As Israel celebrates the 60th anniversary of its restoration, its Arab adversaries again lament its founding, mourning, as they do annually at this time, their “nakba,” their “catastrophe.”
Their lexicon of manipulation, exaggeration, and inversion of historical facts – all geared towards a denial of Israel’s legitimacy – continues to find traction the world over. However, this year, perhaps much more so than before, the notion of Palestinian “dispossession,” as a devious and premeditated Zionist plot, has been gaining momentum.
Take a peek at websites such as “Al-Awda, The Palestinian Right to Return Coalition” (www.al-awda.org). There you will see accounts of the Palestinian refugee predicament that underscore the distortions that Israel’s Arab enemies have so zealously promoted – and that the gullible, the uninformed, and the declared anti-Zionists in the West and elsewhere, are so ready to accept.
According to such sources, Palestinian refugees are seen as “the indigenous inhabitants of Palestine”; Jewish militias “terrorized the Palestinian street, destroyed villages and slaughtered entire Palestinian families [in 1948]”; the Palestinian refugee problem occurred because of “a systematic policy of ethnic cleansing,” and “dispossession and expulsion continued with the 1967 war, which Israel launched on its Arab neighbours and which resulted in the occupation of the Gaza Strip and the West Bank.”
In fact, the Palestinians have very little evidence to back up their claim that they are the “indigenous inhabitants of Palestine.” The history of the region, spanning some 5,000 years, is highly complex.
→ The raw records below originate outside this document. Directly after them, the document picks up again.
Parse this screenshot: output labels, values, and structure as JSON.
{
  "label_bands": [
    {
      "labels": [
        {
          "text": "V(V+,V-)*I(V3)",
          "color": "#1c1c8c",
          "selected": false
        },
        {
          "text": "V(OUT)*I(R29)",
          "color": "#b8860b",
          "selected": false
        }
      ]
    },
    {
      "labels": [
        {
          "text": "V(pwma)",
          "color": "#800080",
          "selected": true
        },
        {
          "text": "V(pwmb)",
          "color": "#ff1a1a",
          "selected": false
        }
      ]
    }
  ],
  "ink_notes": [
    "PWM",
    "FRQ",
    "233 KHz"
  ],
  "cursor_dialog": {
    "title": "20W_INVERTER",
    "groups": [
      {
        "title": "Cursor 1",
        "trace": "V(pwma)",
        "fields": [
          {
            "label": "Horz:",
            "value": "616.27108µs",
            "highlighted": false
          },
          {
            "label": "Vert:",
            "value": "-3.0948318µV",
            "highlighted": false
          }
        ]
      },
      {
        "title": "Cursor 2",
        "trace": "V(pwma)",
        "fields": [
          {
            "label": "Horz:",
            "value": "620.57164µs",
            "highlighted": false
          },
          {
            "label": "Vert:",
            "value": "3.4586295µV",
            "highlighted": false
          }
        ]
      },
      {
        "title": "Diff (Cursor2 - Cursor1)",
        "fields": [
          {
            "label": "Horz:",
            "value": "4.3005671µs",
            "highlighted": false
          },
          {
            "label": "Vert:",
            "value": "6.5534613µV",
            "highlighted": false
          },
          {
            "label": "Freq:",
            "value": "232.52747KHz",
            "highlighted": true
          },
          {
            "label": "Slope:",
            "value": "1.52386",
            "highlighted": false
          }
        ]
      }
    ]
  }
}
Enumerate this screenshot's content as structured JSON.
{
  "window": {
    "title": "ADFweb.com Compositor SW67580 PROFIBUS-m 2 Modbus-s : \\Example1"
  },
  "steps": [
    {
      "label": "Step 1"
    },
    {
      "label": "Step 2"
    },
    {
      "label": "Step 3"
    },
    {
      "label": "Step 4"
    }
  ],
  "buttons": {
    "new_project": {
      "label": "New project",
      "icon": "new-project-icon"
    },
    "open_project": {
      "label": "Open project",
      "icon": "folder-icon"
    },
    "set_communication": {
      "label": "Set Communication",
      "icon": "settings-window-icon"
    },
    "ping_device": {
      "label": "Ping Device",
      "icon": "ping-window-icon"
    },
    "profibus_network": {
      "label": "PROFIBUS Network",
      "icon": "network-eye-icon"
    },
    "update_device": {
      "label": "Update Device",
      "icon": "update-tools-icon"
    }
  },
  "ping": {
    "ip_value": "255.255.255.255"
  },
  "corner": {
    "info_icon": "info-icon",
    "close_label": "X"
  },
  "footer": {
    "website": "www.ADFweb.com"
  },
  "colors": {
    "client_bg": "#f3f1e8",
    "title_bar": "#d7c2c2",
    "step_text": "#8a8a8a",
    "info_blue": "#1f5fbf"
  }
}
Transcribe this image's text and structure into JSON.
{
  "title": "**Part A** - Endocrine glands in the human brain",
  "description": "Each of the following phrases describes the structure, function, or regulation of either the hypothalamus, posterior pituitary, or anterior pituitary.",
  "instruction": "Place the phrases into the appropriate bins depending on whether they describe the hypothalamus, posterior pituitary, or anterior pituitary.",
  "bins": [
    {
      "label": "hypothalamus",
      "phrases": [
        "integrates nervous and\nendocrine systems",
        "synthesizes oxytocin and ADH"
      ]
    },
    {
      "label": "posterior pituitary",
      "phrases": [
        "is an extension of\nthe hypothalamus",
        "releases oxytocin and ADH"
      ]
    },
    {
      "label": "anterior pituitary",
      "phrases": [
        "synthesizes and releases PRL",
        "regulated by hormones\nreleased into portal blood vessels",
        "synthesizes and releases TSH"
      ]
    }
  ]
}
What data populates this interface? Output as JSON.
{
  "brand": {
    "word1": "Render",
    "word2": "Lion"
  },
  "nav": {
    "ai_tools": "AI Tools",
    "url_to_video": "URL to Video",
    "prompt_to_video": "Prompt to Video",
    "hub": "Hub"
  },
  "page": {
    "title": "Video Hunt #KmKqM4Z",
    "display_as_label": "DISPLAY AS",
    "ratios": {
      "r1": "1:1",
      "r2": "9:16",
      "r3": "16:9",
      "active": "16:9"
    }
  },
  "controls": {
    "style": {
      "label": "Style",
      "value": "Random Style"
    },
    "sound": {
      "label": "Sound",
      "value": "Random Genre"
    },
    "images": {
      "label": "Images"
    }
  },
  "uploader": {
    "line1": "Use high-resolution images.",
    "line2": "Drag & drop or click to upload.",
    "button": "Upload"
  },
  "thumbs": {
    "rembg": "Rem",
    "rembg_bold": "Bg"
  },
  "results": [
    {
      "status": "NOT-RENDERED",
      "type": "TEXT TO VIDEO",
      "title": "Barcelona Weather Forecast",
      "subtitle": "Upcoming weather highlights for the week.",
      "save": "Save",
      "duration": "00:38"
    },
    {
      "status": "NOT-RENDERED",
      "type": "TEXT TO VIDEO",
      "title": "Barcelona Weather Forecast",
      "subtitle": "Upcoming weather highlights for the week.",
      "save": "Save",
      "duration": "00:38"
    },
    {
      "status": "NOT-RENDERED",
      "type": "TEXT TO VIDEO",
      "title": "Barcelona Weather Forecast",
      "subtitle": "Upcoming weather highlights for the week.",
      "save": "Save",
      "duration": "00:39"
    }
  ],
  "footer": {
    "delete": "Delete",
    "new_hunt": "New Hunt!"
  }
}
It is one of conquest and further conquest with, from time to time, the Canaanites, Jews, Babylonians, Persians, Greeks, Romans, Byzantines, Christian crusaders, Turks, and Mamluks, among others, all asserting their sovereignty over the tiny slice of land where Israel is today. Amid all of this, Arabs ruled the area for only a relatively short period, from 638 until their defeat by the Crusaders in 1099.
Also, the accusation that the nascent Jewish state embarked on a declared policy of ridding the region of Arabs in 1948 has been credibly refuted again and again. And as to the charge that Israel started the wars against surrounding Arab nations, either in 1948 or 1967, this, too, is a flagrant misrepresentation of the historical record.
On the contrary, by taking up arms in their efforts to destroy the Jewish state – rather than embracing the many peace initiatives that would have assured them of their own state – the Arabs accepted what has been termed by essayist Lawrence Auster as the “verdict of arms.”
Fortunately for Israel, they lost that verdict in 1948 and then again in 1967. So, were it not for the intransigence of their leaders over the past 60 years, the outcome would have been vastly different – and so much better for all, both Palestinians and Israelis.